— TASK REQUIREMENTS —
Please find every line below that includes "label" and report how many there are. Nothing else is needed.

— RECORDS FOR PROCESSING —
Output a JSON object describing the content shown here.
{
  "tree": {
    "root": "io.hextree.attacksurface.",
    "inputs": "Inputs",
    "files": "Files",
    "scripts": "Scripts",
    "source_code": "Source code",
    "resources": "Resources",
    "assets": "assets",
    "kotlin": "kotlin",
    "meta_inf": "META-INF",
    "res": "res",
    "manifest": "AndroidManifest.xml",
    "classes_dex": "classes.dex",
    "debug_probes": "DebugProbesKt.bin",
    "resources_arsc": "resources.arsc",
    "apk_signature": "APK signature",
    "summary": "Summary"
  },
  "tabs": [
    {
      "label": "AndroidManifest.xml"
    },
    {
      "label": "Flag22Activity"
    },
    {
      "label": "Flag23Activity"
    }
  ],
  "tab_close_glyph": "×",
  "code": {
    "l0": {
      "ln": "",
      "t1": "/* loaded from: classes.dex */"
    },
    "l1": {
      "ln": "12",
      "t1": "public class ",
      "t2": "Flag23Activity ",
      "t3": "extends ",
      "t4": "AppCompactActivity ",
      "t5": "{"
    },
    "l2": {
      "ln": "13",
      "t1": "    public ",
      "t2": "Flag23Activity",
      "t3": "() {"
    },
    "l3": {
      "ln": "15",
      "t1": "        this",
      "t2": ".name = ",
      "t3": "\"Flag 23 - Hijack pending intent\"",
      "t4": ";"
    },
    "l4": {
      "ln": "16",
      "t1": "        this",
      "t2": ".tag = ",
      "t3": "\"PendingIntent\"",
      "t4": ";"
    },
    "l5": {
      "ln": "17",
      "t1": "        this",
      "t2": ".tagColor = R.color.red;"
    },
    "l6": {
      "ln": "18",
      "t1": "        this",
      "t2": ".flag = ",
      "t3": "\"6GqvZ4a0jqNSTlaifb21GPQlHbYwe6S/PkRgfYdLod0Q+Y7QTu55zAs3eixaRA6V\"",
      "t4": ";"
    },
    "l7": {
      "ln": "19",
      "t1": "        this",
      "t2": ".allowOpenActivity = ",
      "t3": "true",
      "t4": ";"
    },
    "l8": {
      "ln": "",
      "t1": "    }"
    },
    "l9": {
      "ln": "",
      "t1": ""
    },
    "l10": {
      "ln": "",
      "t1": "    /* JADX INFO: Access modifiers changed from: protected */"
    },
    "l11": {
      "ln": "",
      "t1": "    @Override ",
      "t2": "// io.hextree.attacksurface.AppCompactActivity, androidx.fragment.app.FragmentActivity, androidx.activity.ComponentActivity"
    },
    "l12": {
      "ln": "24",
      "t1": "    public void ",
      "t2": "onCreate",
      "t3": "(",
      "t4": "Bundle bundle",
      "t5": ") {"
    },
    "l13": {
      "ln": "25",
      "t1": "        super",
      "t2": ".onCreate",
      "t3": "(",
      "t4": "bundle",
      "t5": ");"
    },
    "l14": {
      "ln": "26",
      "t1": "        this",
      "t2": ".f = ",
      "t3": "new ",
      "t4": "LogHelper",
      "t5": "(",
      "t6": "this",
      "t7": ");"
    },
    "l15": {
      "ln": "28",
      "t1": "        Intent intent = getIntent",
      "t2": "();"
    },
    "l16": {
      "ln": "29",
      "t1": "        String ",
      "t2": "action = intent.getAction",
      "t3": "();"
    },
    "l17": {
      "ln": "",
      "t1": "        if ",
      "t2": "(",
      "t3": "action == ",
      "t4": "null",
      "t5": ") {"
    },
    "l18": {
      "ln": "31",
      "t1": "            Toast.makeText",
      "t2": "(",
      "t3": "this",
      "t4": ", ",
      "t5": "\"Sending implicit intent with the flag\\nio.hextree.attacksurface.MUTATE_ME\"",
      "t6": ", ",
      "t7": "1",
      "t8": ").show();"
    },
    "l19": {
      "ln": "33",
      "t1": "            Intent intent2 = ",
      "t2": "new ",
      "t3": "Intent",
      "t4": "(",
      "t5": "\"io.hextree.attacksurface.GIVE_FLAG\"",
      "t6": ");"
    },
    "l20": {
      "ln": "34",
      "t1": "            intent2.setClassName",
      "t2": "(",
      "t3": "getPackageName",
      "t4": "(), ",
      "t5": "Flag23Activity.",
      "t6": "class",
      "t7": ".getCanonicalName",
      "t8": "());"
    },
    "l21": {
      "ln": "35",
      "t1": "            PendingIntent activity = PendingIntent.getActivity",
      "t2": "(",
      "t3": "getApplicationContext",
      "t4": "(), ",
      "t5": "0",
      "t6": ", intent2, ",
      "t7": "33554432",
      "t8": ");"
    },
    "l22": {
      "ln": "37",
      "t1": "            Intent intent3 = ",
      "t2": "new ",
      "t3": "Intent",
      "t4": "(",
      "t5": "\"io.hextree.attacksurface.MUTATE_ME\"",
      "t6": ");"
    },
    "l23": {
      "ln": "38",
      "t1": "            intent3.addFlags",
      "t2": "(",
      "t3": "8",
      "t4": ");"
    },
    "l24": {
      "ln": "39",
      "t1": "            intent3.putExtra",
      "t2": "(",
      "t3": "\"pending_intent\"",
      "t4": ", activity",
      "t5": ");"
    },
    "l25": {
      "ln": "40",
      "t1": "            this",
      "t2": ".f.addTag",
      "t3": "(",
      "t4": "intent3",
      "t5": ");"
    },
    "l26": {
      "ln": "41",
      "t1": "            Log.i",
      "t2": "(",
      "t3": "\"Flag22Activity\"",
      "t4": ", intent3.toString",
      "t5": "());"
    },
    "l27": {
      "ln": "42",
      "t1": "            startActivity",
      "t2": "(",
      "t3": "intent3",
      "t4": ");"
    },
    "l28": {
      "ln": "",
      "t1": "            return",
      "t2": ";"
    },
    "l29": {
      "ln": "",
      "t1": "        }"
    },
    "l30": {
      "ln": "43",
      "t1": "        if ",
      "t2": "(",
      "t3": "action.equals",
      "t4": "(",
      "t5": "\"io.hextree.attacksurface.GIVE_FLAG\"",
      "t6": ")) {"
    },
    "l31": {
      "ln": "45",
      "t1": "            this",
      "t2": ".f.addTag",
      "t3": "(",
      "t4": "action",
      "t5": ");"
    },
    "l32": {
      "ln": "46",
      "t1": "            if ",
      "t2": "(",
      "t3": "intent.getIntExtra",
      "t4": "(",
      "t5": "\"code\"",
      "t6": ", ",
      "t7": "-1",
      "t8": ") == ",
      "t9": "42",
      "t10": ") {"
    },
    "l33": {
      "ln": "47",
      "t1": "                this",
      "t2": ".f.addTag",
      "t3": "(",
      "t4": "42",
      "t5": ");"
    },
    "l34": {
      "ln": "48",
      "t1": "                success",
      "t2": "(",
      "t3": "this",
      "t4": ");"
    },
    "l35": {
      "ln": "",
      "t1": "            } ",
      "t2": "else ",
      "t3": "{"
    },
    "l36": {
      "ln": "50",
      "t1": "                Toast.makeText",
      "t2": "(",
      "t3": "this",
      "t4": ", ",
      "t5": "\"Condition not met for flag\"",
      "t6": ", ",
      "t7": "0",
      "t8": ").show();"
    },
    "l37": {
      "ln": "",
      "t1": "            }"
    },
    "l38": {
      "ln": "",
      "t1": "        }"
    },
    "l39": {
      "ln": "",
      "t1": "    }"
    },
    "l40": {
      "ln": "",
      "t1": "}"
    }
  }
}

— REPLY TO THE EXERCISE —
3